If you google like I did, you will find statements to the effect that TIFFdoes only support sRGB. Don’t believe everything you find on the ‘net.
TIFF supports the usual colour profiles.
TIFF supports both Adobe RGB and ProPhoto RGB just fine. This is what HDRsoft claims, and this is also what I could confirm with a simpletest using Lightroom and Photoshop.
(Curious about the comparison test? I took one particular image with green grass and red flowers andpushed the saturation mile high. I then exported that image twice, once as sRGB and once as ProPhotoRGB. I then opened them in Photoshop, placed them in layers above each other and set the to layer’s Blend Mode to Difference.)
The other thing about TIFF is what the HDRsoft FAQ for Photomatix says. (I have edited the textslightly.)
Do I need to process bracketed RAW files to TIFF format first?
The answer depends on your needs and preferences. If the quality of rawdemosaicing/debayering or proper white balance adjustments are important to you, it is better to first process your bracketed RAW files in your favorite RAW converter, and then combinethe converted TIFF files in Photomatix.
The RAW conversion of Photomatix Pro and Photomatix Light is not as full-fledged and sophisticated as the RAW conversion done in Photoshop, Lightroom, Aperture, Bibble,DxO or other applications specialized in RAW conversion.
In general then, do your normal processing in Lightroom, then export to TIFF.
For each run of Photomatix, you use one set of TIFFs from Lightroom of course, each set with thesame number of exposures. So for my 12 final images, I started with 72 TIFFs.
Photomatrix can create three files at the same time.
The Batch processing of Photomatix is quite powerful. From top left corner and down:
I choose to save a version of the merged file. By doing that I cango back and try different tone mappings “at no cost”. I also askPhotomatix to create both a Tone map/Details Enhancer file and a Tone map/Tone Compressor file atthe same time, using the same 6 base images.
For Settings, I set Strength, etc to 10 to “get the most out of it”. (Those of you who have purchased the Photomatix Spinal Tap Edition may try to set everything at 11…). Your mileage may vary.
Click Run and go do something else.
Fig. 8. Photomatix options for Batch Processing
After Photomatix has finished there will be triplets of almost identically named files in the ouput folder. The 32-bit EXR file will have no suffix, while the two other ones have one as you can see.
Fig. 9. Photomatix files after Batch Processing
This is how Photoshop is used.
Open the Enhancer.tif file in Photoshop.
- Open the corresponding Compressor.tif file.
- Holding down the shift key, drag the Background layer from the Compressor file onto the editing (main) window of the Enhancer file. This copies the layer and ensures that it is centred.
- Set Blend Mode to Luminosity.
- Adjust Opacity.
- Save as TIFF.
I have written two scripts. The first script renames the output files from Photomatix to something manageable.
The second script runs Photoshop in batch, doing exactly what was explained above, except it can produce several variations of the same picture. It has one prompt where you can enter whatever Opacity values you want.
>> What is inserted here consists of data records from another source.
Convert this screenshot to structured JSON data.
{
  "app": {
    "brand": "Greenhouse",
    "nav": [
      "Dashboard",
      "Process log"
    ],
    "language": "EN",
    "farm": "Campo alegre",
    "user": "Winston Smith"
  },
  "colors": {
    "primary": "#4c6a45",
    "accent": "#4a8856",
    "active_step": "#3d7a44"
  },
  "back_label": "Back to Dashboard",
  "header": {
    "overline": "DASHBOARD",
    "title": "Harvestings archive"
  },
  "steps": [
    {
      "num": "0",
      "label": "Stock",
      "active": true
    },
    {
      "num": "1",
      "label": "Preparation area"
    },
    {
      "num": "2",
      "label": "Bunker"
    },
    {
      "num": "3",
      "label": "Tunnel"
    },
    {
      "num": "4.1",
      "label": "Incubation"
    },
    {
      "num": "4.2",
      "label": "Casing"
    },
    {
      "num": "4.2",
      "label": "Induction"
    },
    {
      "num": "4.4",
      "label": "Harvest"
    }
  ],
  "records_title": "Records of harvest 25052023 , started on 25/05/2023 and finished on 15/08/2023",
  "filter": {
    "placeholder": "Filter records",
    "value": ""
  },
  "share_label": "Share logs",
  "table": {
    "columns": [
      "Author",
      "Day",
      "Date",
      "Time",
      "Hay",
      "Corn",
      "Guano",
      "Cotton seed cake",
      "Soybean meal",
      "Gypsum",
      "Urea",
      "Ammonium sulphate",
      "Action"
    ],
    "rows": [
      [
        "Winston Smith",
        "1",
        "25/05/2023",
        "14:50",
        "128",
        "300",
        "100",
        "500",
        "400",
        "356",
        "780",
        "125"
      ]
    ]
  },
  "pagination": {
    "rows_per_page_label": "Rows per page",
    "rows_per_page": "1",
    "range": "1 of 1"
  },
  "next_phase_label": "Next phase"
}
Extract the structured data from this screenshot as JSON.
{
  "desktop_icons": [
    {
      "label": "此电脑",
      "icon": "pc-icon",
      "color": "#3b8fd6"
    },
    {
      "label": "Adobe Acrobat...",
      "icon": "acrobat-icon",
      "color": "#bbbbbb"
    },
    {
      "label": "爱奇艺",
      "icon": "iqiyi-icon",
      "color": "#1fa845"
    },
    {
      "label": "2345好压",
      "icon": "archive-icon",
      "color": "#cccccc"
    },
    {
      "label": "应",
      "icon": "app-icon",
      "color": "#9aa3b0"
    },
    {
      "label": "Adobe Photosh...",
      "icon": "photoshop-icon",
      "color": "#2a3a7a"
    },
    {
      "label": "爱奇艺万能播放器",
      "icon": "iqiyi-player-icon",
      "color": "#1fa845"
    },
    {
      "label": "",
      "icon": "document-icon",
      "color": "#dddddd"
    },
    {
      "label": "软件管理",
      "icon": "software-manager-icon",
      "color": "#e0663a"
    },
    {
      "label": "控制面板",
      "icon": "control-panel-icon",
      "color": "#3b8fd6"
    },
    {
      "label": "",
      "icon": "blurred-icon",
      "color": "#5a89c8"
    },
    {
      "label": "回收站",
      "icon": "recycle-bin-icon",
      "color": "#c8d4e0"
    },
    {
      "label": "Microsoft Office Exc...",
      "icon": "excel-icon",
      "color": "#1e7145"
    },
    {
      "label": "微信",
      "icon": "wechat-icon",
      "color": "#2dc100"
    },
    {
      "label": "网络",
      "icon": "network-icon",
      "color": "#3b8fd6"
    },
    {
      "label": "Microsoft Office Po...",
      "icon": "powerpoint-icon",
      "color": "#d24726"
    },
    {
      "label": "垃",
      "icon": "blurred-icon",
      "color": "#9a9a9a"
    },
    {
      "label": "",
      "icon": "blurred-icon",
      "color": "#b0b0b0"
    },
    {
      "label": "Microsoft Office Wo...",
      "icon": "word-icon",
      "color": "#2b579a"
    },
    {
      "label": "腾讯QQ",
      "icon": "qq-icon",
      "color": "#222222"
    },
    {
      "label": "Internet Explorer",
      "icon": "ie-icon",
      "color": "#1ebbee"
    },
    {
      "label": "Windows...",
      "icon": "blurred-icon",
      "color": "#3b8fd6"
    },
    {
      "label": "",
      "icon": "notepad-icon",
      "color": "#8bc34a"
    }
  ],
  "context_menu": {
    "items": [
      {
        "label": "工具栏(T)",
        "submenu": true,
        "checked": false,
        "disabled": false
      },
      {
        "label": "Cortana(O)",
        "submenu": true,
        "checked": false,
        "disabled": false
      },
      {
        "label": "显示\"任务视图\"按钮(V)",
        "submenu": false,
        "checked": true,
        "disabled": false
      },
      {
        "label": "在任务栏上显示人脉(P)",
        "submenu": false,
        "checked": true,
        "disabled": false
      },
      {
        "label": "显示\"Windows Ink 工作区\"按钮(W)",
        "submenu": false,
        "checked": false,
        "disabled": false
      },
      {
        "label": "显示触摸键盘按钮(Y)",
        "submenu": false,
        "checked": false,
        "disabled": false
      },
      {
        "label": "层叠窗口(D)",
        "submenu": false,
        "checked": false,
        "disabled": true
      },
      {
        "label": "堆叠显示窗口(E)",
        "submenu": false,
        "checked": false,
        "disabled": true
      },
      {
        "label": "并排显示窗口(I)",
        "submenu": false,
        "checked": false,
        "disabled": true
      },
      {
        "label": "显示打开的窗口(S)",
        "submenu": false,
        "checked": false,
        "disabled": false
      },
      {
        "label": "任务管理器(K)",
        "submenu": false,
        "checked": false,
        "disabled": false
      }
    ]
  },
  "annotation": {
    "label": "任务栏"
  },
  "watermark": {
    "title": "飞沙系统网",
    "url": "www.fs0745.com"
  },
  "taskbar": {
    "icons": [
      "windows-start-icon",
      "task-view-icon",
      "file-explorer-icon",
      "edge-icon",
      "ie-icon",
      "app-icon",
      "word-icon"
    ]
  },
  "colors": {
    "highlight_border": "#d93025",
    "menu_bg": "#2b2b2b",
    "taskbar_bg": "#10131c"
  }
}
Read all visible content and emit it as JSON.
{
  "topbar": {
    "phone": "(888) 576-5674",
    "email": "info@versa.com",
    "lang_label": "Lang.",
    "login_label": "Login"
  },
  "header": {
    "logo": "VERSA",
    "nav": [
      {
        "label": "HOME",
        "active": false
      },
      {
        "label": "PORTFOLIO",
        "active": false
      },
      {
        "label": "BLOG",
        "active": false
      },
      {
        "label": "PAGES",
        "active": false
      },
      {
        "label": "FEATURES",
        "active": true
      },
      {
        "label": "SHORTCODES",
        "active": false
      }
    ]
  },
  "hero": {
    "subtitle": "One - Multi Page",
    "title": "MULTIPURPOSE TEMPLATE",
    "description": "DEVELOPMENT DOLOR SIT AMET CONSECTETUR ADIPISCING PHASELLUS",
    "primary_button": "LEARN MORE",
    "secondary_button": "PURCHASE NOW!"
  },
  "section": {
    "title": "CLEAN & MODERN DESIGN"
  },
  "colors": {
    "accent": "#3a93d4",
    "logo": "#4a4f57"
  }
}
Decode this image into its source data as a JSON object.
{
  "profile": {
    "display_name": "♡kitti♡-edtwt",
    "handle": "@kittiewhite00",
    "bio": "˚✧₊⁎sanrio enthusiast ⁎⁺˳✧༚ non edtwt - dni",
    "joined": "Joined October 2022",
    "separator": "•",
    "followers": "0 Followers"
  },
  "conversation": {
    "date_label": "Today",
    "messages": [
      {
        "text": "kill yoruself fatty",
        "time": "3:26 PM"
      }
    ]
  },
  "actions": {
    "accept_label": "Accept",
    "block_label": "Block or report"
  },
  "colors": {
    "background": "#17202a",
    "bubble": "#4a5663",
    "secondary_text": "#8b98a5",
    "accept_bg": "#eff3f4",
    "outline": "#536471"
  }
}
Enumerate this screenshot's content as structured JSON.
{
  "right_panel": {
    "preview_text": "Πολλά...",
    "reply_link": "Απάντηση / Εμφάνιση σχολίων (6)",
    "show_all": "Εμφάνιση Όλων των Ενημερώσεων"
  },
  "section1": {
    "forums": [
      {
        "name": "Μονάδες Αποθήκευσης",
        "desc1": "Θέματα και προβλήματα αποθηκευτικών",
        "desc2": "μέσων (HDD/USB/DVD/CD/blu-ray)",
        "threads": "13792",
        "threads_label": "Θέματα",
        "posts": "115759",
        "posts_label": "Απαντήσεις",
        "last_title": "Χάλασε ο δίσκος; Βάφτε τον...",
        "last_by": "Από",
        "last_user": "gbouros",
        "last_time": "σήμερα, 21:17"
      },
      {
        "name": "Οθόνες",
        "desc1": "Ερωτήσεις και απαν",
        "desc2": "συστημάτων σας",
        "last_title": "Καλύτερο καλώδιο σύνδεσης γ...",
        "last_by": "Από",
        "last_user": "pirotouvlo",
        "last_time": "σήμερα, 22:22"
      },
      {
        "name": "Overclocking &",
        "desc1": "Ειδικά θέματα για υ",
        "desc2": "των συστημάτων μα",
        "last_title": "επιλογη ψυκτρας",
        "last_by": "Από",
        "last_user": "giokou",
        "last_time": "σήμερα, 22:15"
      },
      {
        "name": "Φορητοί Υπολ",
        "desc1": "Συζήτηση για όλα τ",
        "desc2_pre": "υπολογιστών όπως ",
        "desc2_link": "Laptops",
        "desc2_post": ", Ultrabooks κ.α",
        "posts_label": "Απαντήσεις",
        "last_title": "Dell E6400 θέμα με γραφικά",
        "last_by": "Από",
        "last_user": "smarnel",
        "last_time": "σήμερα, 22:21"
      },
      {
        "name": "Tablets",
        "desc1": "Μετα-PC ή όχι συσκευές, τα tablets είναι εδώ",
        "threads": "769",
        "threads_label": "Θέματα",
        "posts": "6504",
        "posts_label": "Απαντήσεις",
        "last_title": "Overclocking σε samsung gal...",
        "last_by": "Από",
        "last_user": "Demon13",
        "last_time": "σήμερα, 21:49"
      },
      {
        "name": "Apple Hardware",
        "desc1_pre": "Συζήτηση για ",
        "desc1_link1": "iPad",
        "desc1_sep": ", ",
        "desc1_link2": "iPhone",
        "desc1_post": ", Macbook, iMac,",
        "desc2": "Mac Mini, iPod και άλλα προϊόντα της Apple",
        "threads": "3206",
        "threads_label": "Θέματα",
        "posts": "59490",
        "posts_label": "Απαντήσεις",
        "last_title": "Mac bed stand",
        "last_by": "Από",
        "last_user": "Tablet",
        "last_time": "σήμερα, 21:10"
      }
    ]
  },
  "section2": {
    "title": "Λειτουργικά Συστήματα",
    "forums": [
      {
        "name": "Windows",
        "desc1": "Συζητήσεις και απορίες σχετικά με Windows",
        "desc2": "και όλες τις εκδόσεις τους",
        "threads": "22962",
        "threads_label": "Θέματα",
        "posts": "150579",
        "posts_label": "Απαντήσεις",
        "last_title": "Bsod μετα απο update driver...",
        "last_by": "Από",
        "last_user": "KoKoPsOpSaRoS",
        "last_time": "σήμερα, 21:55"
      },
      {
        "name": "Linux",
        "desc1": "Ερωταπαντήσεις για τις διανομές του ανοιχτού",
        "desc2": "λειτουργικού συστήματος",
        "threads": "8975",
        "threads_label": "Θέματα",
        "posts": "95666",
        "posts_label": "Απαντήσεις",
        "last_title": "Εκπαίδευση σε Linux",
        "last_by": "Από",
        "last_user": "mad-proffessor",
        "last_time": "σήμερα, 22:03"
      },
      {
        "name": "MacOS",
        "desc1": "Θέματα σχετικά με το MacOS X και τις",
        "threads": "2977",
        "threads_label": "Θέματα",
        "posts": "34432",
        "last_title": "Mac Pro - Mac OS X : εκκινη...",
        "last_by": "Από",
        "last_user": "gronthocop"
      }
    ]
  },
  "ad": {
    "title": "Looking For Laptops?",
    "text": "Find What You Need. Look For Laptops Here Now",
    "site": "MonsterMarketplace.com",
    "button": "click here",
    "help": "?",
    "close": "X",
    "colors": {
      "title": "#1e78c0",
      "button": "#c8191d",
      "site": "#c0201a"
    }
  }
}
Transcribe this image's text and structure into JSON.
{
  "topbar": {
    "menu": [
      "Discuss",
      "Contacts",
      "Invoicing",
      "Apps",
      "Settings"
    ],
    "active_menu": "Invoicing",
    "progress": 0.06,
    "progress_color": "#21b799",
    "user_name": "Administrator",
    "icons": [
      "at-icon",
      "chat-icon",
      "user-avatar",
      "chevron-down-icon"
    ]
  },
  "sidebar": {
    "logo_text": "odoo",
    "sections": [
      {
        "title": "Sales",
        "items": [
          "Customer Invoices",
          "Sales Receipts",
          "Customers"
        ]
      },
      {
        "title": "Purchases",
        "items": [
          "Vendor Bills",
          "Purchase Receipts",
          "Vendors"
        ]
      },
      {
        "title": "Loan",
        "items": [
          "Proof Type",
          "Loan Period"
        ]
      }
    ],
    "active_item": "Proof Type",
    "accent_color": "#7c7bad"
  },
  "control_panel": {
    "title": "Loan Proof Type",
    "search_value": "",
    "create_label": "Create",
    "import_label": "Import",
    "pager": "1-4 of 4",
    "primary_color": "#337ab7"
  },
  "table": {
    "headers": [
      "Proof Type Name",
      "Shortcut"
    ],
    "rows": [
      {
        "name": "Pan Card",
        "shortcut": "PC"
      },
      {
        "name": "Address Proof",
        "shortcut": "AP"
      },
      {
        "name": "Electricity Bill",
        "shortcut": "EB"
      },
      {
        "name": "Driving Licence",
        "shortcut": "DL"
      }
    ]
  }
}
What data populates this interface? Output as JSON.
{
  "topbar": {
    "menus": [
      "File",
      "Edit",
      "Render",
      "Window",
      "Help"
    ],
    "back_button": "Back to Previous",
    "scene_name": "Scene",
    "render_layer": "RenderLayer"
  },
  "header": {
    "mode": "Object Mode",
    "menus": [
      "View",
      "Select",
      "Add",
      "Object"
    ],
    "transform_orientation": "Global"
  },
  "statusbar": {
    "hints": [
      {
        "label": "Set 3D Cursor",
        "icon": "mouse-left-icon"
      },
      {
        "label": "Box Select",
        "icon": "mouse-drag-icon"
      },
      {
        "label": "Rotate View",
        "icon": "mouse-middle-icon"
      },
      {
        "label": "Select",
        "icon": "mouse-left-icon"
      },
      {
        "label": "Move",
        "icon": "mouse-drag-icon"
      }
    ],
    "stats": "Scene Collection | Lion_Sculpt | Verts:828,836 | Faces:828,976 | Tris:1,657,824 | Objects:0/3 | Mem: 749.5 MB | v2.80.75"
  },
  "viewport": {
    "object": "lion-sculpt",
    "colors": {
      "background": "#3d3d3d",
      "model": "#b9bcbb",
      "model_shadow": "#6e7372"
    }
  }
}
After you have entered the values, the script will process all files dropped on it with these same settings.
And Finally – Lightroom
Lightroom can easily post-process HDR files.
You may not be entirely satisfied with the outcome. You are noteven supposed to be! Re-import the final Photoshop image into Lightroom and make whatever changes you might fancy. Remember that these images are really 16-bit, not 12 or 14 like the ones from our cameras.
The following two scenes have been processed “on automatic” and present three variations to choose from, 25%, 50% and 75%. I tend to prefer 50%, but not always. The images are from St Katariina Church. The images may seem slightly bland, which is just what I want. Lightroom takes care of therest. The differences are more clearly visible at normal screen sizes.